This video has a very clear concept and the social activist message is clear – how can we be better humans?

Things to consider with your productions:

  1. Not all of the shots are of outstanding quality – the director has chosen to keep some low quality footage. For example, the man at the start of the video who says “…being a human is pretty much the hardest thing to be” is included because he sets up the fundamental part of the narrative – what it means to be human. Also when the footage of when the Indian man speaks is of a low quality but it is included because of the emotional impact of what they say is very important to the narrative.
  2. However, a large number of the shots are very cinematic and visually striking – this is important to help create the requisite mood and audience engagement
  3. Notice the editing – the interviewees’ stories are interwoven to maximize the emotional impact. For example, the African American father appears a number of times but it only during the climax of the video he reveals he has a son who has “crossed over” and that he doesn’t care because he is a good person. This is interwoven with the images of the female couple etc. Another good example is the father of Max. The story of the two is built throughout the video and the final shot of the video are of the two of them hand in hand.

Lighting: Watch How Lighting Changes a Face

Here’s a hypnotic video showing the importance of film lighting. Watch as this woman — yes, this is just one woman — finds her features altered as the lighting shifts around her.
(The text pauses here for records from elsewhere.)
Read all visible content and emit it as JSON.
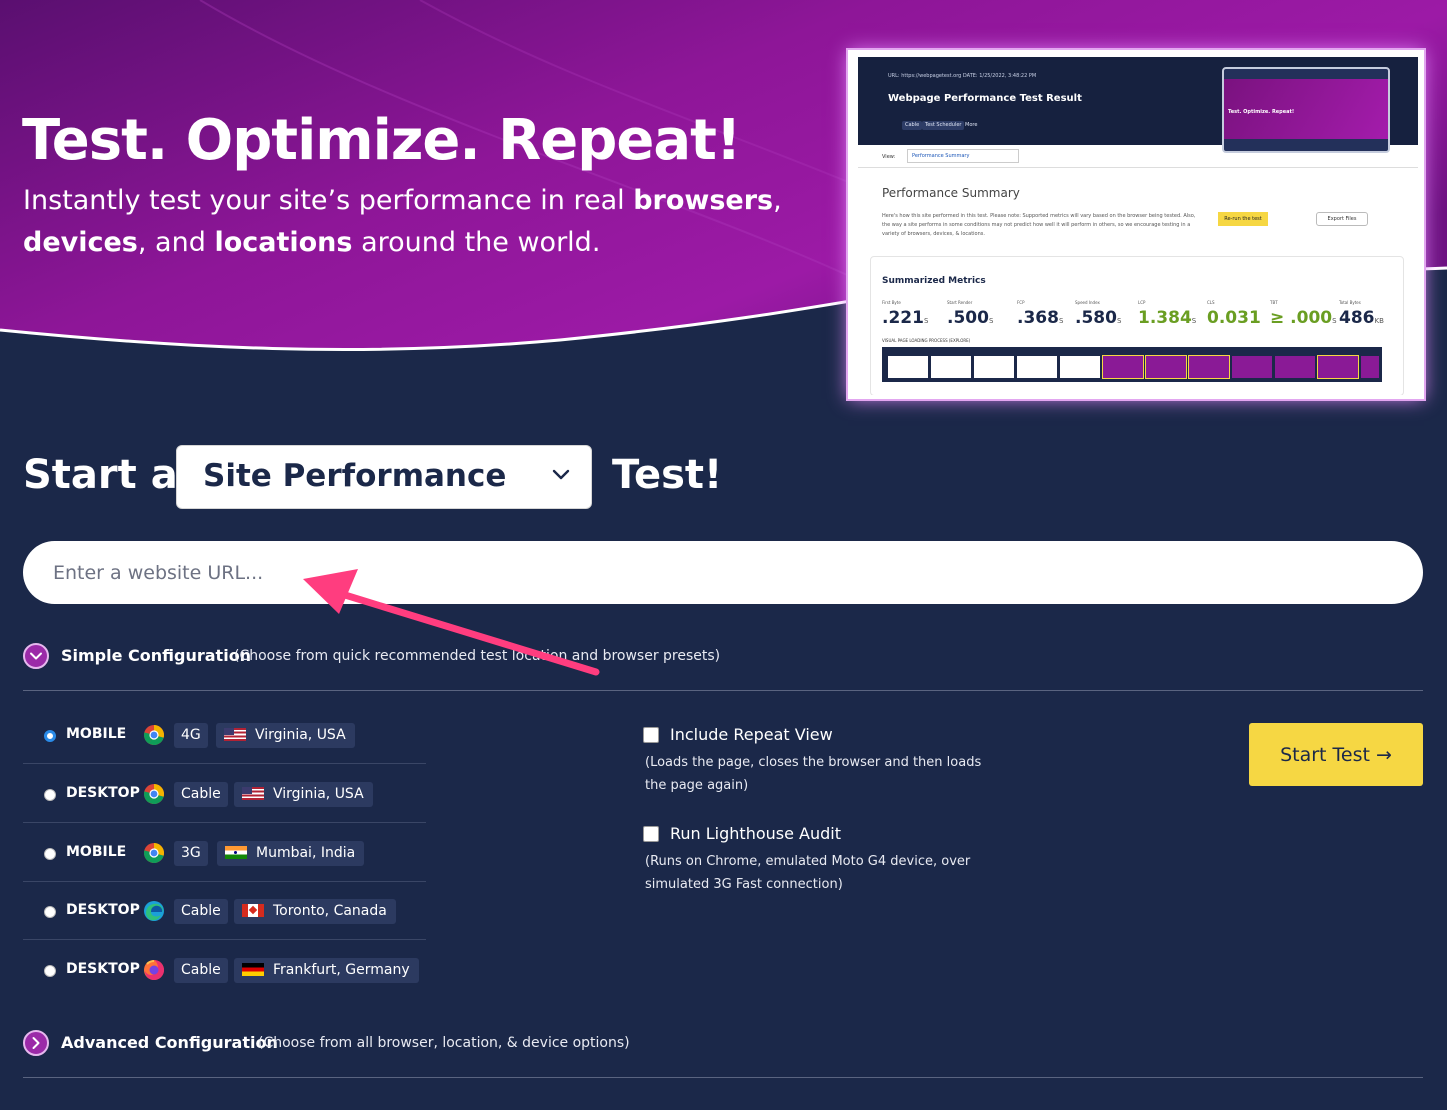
{
  "hero": {
    "title": "Test. Optimize. Repeat!",
    "subtitle_1": "Instantly test your site’s performance in real ",
    "subtitle_b1": "browsers",
    "subtitle_2": ",",
    "subtitle_b2": "devices",
    "subtitle_3": ", and ",
    "subtitle_b3": "locations",
    "subtitle_4": " around the world."
  },
  "preview": {
    "meta": "URL: https://webpagetest.org     DATE: 1/25/2022, 3:48:22 PM",
    "title": "Webpage Performance Test Result",
    "chips": [
      "Cable",
      "Test Scheduler",
      "More"
    ],
    "mini_title": "Test. Optimize. Repeat!",
    "view_label": "View:",
    "view_value": "Performance Summary",
    "summary_title": "Performance Summary",
    "summary_desc": "Here's how this site performed in this test. Please note: Supported metrics will vary based on the browser being tested. Also, the way a site performs in some conditions may not predict how well it will perform in others, so we encourage testing in a variety of browsers, devices, & locations.",
    "rerun_label": "Re-run the test",
    "export_label": "Export Files",
    "summarized_title": "Summarized Metrics",
    "metrics": [
      {
        "label": "First Byte",
        "value": ".221",
        "unit": "S",
        "good": false
      },
      {
        "label": "Start Render",
        "value": ".500",
        "unit": "S",
        "good": false
      },
      {
        "label": "FCP",
        "value": ".368",
        "unit": "S",
        "good": false
      },
      {
        "label": "Speed Index",
        "value": ".580",
        "unit": "S",
        "good": false
      },
      {
        "label": "LCP",
        "value": "1.384",
        "unit": "S",
        "good": true
      },
      {
        "label": "CLS",
        "value": "0.031",
        "unit": "",
        "good": true
      },
      {
        "label": "TBT",
        "value": "≥ .000",
        "unit": "S",
        "good": true
      },
      {
        "label": "Total Bytes",
        "value": "486",
        "unit": "KB",
        "good": false
      }
    ],
    "visual_label": "VISUAL PAGE LOADING PROCESS (EXPLORE)"
  },
  "test_selector": {
    "prefix": "Start a",
    "selected": "Site Performance",
    "suffix": "Test!"
  },
  "url_input": {
    "placeholder": "Enter a website URL...",
    "value": ""
  },
  "simple_config": {
    "title": "Simple Configuration",
    "description": "(Choose from quick recommended test location and browser presets)"
  },
  "presets": [
    {
      "device": "MOBILE",
      "browser": "chrome-icon",
      "connection": "4G",
      "flag": "us-flag-icon",
      "location": "Virginia, USA",
      "checked": true
    },
    {
      "device": "DESKTOP",
      "browser": "chrome-icon",
      "connection": "Cable",
      "flag": "us-flag-icon",
      "location": "Virginia, USA",
      "checked": false
    },
    {
      "device": "MOBILE",
      "browser": "chrome-icon",
      "connection": "3G",
      "flag": "india-flag-icon",
      "location": "Mumbai, India",
      "checked": false
    },
    {
      "device": "DESKTOP",
      "browser": "edge-icon",
      "connection": "Cable",
      "flag": "canada-flag-icon",
      "location": "Toronto, Canada",
      "checked": false
    },
    {
      "device": "DESKTOP",
      "browser": "firefox-icon",
      "connection": "Cable",
      "flag": "germany-flag-icon",
      "location": "Frankfurt, Germany",
      "checked": false
    }
  ],
  "options": {
    "repeat_view": {
      "label": "Include Repeat View",
      "description": "(Loads the page, closes the browser and then loads the page again)",
      "checked": false
    },
    "lighthouse": {
      "label": "Run Lighthouse Audit",
      "description": "(Runs on Chrome, emulated Moto G4 device, over simulated 3G Fast connection)",
      "checked": false
    }
  },
  "start_button": "Start Test →",
  "advanced_config": {
    "title": "Advanced Configuration",
    "description": "(Choose from all browser, location, & device options)"
  },
  "colors": {
    "background": "#1b2849",
    "hero_purple": "#8a1a96",
    "accent_yellow": "#f6d743",
    "arrow_pink": "#ff3d7f"
  }
}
The plans of her face move, the vibe she projects alters, and the genre of film she’s in morphs from drama to horror to comedy. (Hat tip: Sploid at Gizmodo.)

The video, “Sparkles and Wine,” features music from the bandOpale and was directed and produced by Nacho Guzman. According to Petapixel, the video was shot “using a Canon 5D Mark II DSLR and two lenses (a Canon 24-105mm f/4 and a Samyang 35mm f/1.4). The lighting consisted of two 10×10 centimeter LED lights that were fixed to a ring and rotated around the woman’s face, as well as a string of Christmas light-style LEDs.”

On the Vimeo page, Guzman thanks “Clouzot and his amazing team for inspiring me.” He’s undoubtedly referring to this similar and amazing 1964 test footage of Romy Schneider from Clouzot’sL’Enfer. Check it out.

Why Your Film Needs a Good Gaffer: Watch How Lighting Changes a Face

AS coursework deadlines

November 19th-27th:

  • Finish planning
  • Test shots

December 11th:

  • Finish filming

January 25th: Finish editing first cut

January 25th- 3rd – audience feedback, edit changes and evaluation

February 4th: First draft of evaluation and final edit due

February 4th-10th: evaluation and final changes to research and planning

February 11th: Final evaluation and completed project due

AS Coursework

Things are looking good so far. However, having looked at your research it’s clear that all of you need to apply more media language to your research. We will go through this in class, but in the meantime, here is an overview:

  • Target audience – demographic and psychographic
  • Audience pleasures – sensory, cognitive, emotional, cathartic, guilty, transgressive
  • Narrative codes – linear, non linear, enigma codes, action codes, Todorov’s equilibrium theory, Propp’s fairy tale narrative theory
  • Representation – who is represented? How are they represented (refer to camera set up, sound etc.)? Are they powerful or weak? Are they morally good or bad? Why?
  • Ideology – are there any underlying beliefs and values apparent in the text?